PORTLAND, Ore. A new, cheaper laser light source for extreme ultraviolet (EUV) lithography has been patented by the University of California at San Diego (UCSD) in cooperation with Cymer Inc.--a maker of laser illumination sources for photolithography systems.
By demonstrating that less expensive lasers using long, rather than the usual ultra-short pulses, the researchers hope to pave the way to EUV lithography beyond the 32-nanometer node.
"We have found that instead of 20-nanosecond long pulses, that we get better results with pulses over 100 nanoseconds," said Mark Tillack, a research scientist at UCSD. "We applied for a patent, because these longer pulse are cheaper and easier to make than short ones."
Some researchers are turning to spark-like ignition sources to produce EUV flashes, but Tillack and Cymer believe that their new approach will enable relatively inexpensive carbon dioxide (CO2) lasers to provide the energy that produces EUV light.
At 32-nm, many leading-edge chip makers will insert 193-nm immersion tools and deploy double-patterning techniques.
At 22-nm and beyond, there are several lithography candidates vying for dominance in future production fabs.
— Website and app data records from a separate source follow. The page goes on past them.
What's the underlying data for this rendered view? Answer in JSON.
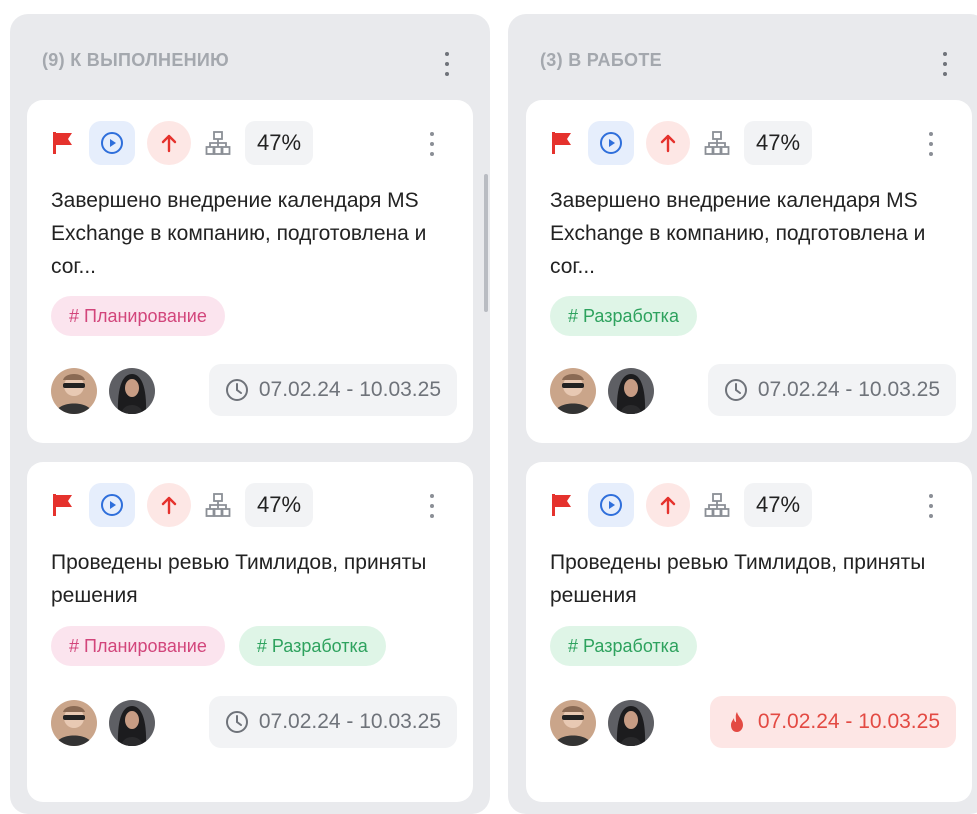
{
  "columns": [
    {
      "header": "(9) К ВЫПОЛНЕНИЮ",
      "cards": [
        {
          "progress": "47%",
          "title": "Завершено внедрение календаря MS Exchange в компанию, подготовлена и сог...",
          "tags": [
            "# Планирование"
          ],
          "date": "07.02.24 - 10.03.25"
        },
        {
          "progress": "47%",
          "title": "Проведены ревью Тимлидов, приняты решения",
          "tags": [
            "# Планирование",
            "# Разработка"
          ],
          "date": "07.02.24 - 10.03.25"
        }
      ]
    },
    {
      "header": "(3) В РАБОТЕ",
      "cards": [
        {
          "progress": "47%",
          "title": "Завершено внедрение календаря MS Exchange в компанию, подготовлена и сог...",
          "tags": [
            "# Разработка"
          ],
          "date": "07.02.24 - 10.03.25"
        },
        {
          "progress": "47%",
          "title": "Проведены ревью Тимлидов, приняты решения",
          "tags": [
            "# Разработка"
          ],
          "date": "07.02.24 - 10.03.25"
        }
      ]
    }
  ],
  "icons": {
    "flag": "flag-icon",
    "status": "play-circle-icon",
    "priority": "arrow-up-icon",
    "hierarchy": "hierarchy-icon",
    "clock": "clock-icon",
    "fire": "fire-icon",
    "menu": "more-vertical-icon"
  },
  "colors": {
    "column_bg": "#e9eaed",
    "flag": "#e5322d",
    "status_blue": "#2f6fdb",
    "tag_planning": "#d2457b",
    "tag_development": "#2ea25e",
    "overdue": "#e34a43"
  }
}
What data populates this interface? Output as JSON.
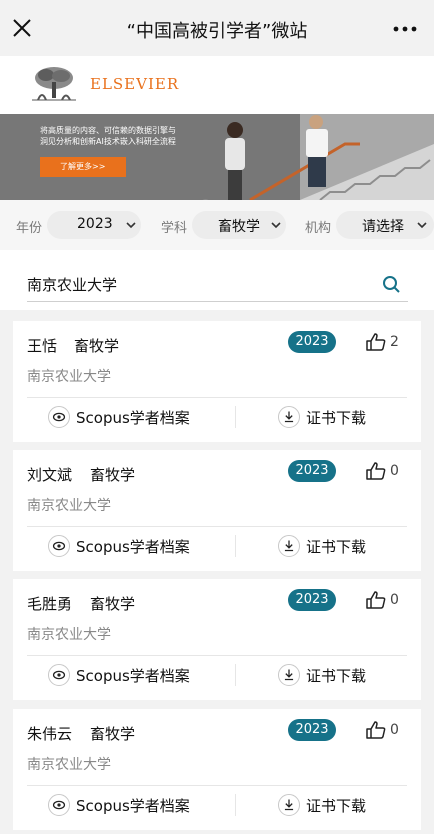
{
  "header": {
    "title": "“中国高被引学者”微站",
    "close_icon": "close-icon",
    "more_icon": "more-icon"
  },
  "publisher": {
    "brand": "ELSEVIER",
    "logo_icon": "elsevier-tree-icon",
    "brand_color": "#e9711c"
  },
  "banner": {
    "line1": "将高质量的内容、可信赖的数据引擎与",
    "line2": "洞见分析和创新AI技术嵌入科研全流程",
    "cta": "了解更多>>",
    "slides": 2,
    "active_slide": 1
  },
  "filters": {
    "year_label": "年份",
    "year_value": "2023",
    "subject_label": "学科",
    "subject_value": "畜牧学",
    "org_label": "机构",
    "org_value": "请选择"
  },
  "search": {
    "value": "南京农业大学",
    "placeholder": ""
  },
  "colors": {
    "accent": "#167289",
    "orange": "#e9711c"
  },
  "scholars": [
    {
      "name": "王恬",
      "subject": "畜牧学",
      "year": "2023",
      "likes": "2",
      "org": "南京农业大学",
      "profile_label": "Scopus学者档案",
      "download_label": "证书下载"
    },
    {
      "name": "刘文斌",
      "subject": "畜牧学",
      "year": "2023",
      "likes": "0",
      "org": "南京农业大学",
      "profile_label": "Scopus学者档案",
      "download_label": "证书下载"
    },
    {
      "name": "毛胜勇",
      "subject": "畜牧学",
      "year": "2023",
      "likes": "0",
      "org": "南京农业大学",
      "profile_label": "Scopus学者档案",
      "download_label": "证书下载"
    },
    {
      "name": "朱伟云",
      "subject": "畜牧学",
      "year": "2023",
      "likes": "0",
      "org": "南京农业大学",
      "profile_label": "Scopus学者档案",
      "download_label": "证书下载"
    }
  ]
}
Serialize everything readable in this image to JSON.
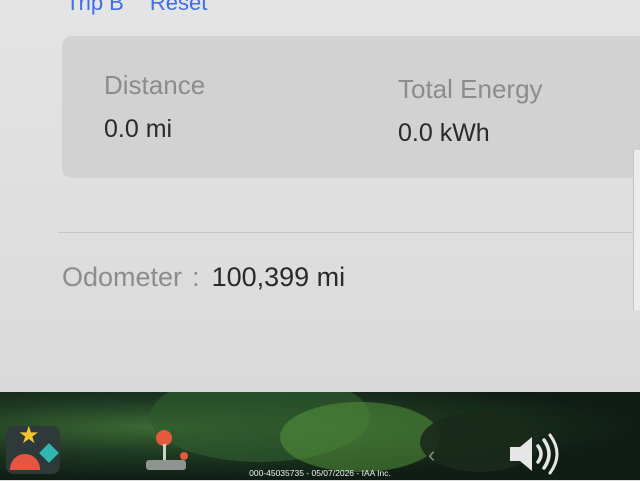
{
  "trip": {
    "tab_label": "Trip B",
    "reset_label": "Reset",
    "distance_label": "Distance",
    "distance_value": "0.0 mi",
    "energy_label": "Total Energy",
    "energy_value": "0.0 kWh"
  },
  "odometer": {
    "label": "Odometer",
    "separator": ":",
    "value": "100,399 mi"
  },
  "taskbar": {
    "apps": [
      "toybox-icon",
      "arcade-icon"
    ],
    "nav_back_glyph": "‹",
    "volume_icon": "volume-icon"
  },
  "watermark": "000-45035735 - 05/07/2026 - IAA Inc.",
  "colors": {
    "link": "#3f6ee8",
    "label": "#8c8c8c",
    "value": "#2a2a2a",
    "card": "#d2d2d2"
  }
}
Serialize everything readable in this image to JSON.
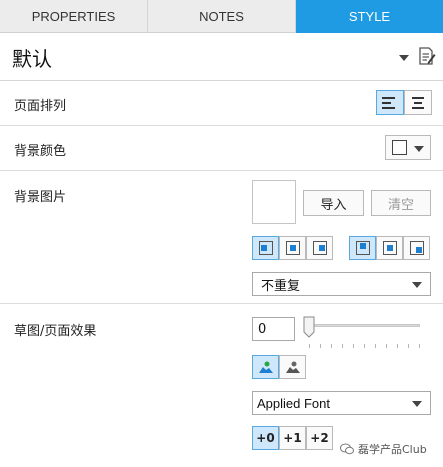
{
  "tabs": [
    {
      "label": "PROPERTIES",
      "active": false
    },
    {
      "label": "NOTES",
      "active": false
    },
    {
      "label": "STYLE",
      "active": true
    }
  ],
  "header": {
    "title": "默认"
  },
  "page_alignment": {
    "label": "页面排列",
    "options": [
      "align-left",
      "align-center"
    ],
    "selected": "align-left"
  },
  "bg_color": {
    "label": "背景颜色",
    "swatch": "#ffffff"
  },
  "bg_image": {
    "label": "背景图片",
    "import_label": "导入",
    "clear_label": "清空",
    "h_align": {
      "options": [
        "left",
        "center",
        "right"
      ],
      "selected": "left"
    },
    "v_align": {
      "options": [
        "top",
        "middle",
        "bottom"
      ],
      "selected": "top"
    },
    "repeat": "不重复"
  },
  "sketch": {
    "label": "草图/页面效果",
    "sketchiness": "0",
    "color_modes": {
      "options": [
        "color",
        "grayscale"
      ],
      "selected": "color"
    },
    "font": "Applied Font",
    "line_width": {
      "options": [
        "+0",
        "+1",
        "+2"
      ],
      "selected": "+0"
    }
  },
  "watermark": {
    "text": "磊学产品Club"
  },
  "accent_color": "#1e9be2"
}
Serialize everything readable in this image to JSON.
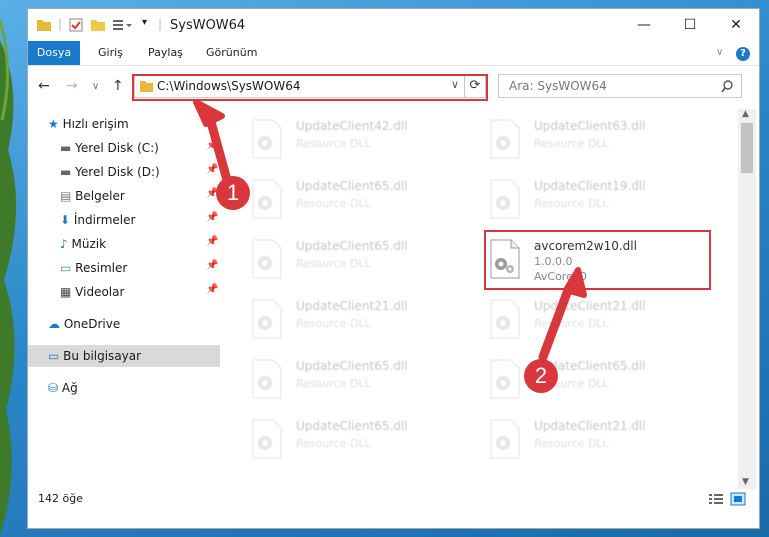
{
  "window": {
    "title": "SysWOW64"
  },
  "ribbon": {
    "tabs": [
      "Dosya",
      "Giriş",
      "Paylaş",
      "Görünüm"
    ]
  },
  "navbar": {
    "address": "C:\\Windows\\SysWOW64",
    "search_placeholder": "Ara: SysWOW64"
  },
  "sidebar": {
    "quick_access": "Hızlı erişim",
    "items": [
      "Yerel Disk (C:)",
      "Yerel Disk (D:)",
      "Belgeler",
      "İndirmeler",
      "Müzik",
      "Resimler",
      "Videolar"
    ],
    "onedrive": "OneDrive",
    "this_pc": "Bu bilgisayar",
    "network": "Ağ"
  },
  "files": {
    "left": [
      {
        "name": "UpdateClient42.dll",
        "type": "Resource DLL"
      },
      {
        "name": "UpdateClient65.dll",
        "type": "Resource DLL"
      },
      {
        "name": "UpdateClient65.dll",
        "type": "Resource DLL"
      },
      {
        "name": "UpdateClient21.dll",
        "type": "Resource DLL"
      },
      {
        "name": "UpdateClient65.dll",
        "type": "Resource DLL"
      },
      {
        "name": "UpdateClient65.dll",
        "type": "Resource DLL"
      }
    ],
    "right": [
      {
        "name": "UpdateClient63.dll",
        "type": "Resource DLL"
      },
      {
        "name": "UpdateClient19.dll",
        "type": "Resource DLL"
      },
      {
        "name": "avcorem2w10.dll",
        "version": "1.0.0.0",
        "company": "AvCore10"
      },
      {
        "name": "UpdateClient21.dll",
        "type": "Resource DLL"
      },
      {
        "name": "UpdateClient65.dll",
        "type": "Resource DLL"
      },
      {
        "name": "UpdateClient21.dll",
        "type": "Resource DLL"
      }
    ]
  },
  "status": {
    "count": "142 öğe"
  },
  "annotations": {
    "badge1": "1",
    "badge2": "2"
  },
  "colors": {
    "accent": "#1979ca",
    "highlight": "#d8373c",
    "selection": "#cce8ff"
  }
}
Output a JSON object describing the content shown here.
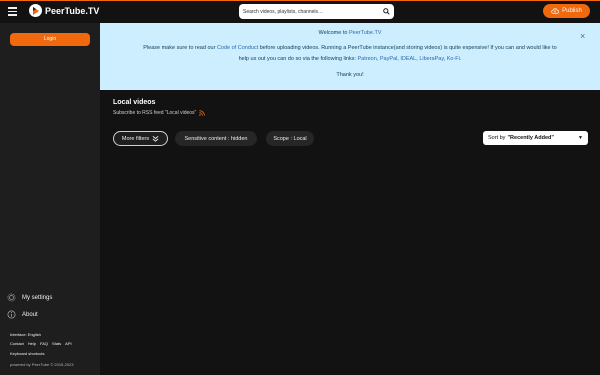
{
  "header": {
    "brand": "PeerTube.TV",
    "search_placeholder": "Search videos, playlists, channels…",
    "publish_label": "Publish"
  },
  "sidebar": {
    "login_label": "Login",
    "settings_label": "My settings",
    "about_label": "About",
    "interface_label": "Interface: English",
    "footer_links": [
      "Contact",
      "Help",
      "FAQ",
      "Stats",
      "API"
    ],
    "shortcuts_label": "Keyboard shortcuts",
    "powered_by": "powered by PeerTube © 2015-2023"
  },
  "banner": {
    "welcome_prefix": "Welcome to ",
    "welcome_link": "PeerTube.TV",
    "line1_prefix": "Please make sure to read our ",
    "line1_link": "Code of Conduct",
    "line1_suffix": " before uploading videos. Running a PeerTube instance(and storing videos) is quite expensive! If you can and would like to",
    "line2_prefix": "help us out you can do so via the following links: ",
    "links": [
      "Patreon",
      "PayPal",
      "IDEAL",
      "LiberaPay",
      "Ko-Fi"
    ],
    "link_separator": ", ",
    "line2_suffix": ".",
    "thanks": "Thank you!"
  },
  "main": {
    "title": "Local videos",
    "rss_text": "Subscribe to RSS feed \"Local videos\"",
    "more_filters_label": "More filters",
    "sensitive_label": "Sensitive content : hidden",
    "scope_label": "Scope : Local",
    "sort_prefix": "Sort by",
    "sort_value": "\"Recently Added\""
  },
  "colors": {
    "accent": "#f1680d",
    "banner_bg": "#cdeefe",
    "sidebar_bg": "#1e1e1e",
    "page_bg": "#121212"
  }
}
EUV, double-patterning, nano-imprint, multi-beam are among the choices. But for the most part, it appears that leading-edge chip makers are banking on EUV.
Recently, however, Intel Corp. reportedly said EUV would not ready for the 22-nm node. The problem: The sources, resists and photomask are not ready. Cost is an issue: Some say an EUV could run $50 million or more.
For example, an EUV tool will require a 100 watt power source for mass IC production. At present, EUV power sources are only in the "single-digit range."
ASML Holding NV and Nikon Corp. are separately supposed ship ''pre-production'' EUV tools by the end of 2009. The early tools will use Cymer's laser produced plasma (LPP) technology as the source.
Cymer isn't the only source vendor in the market. Japan's GigaPhoton also has an active LPP development program, according to sources.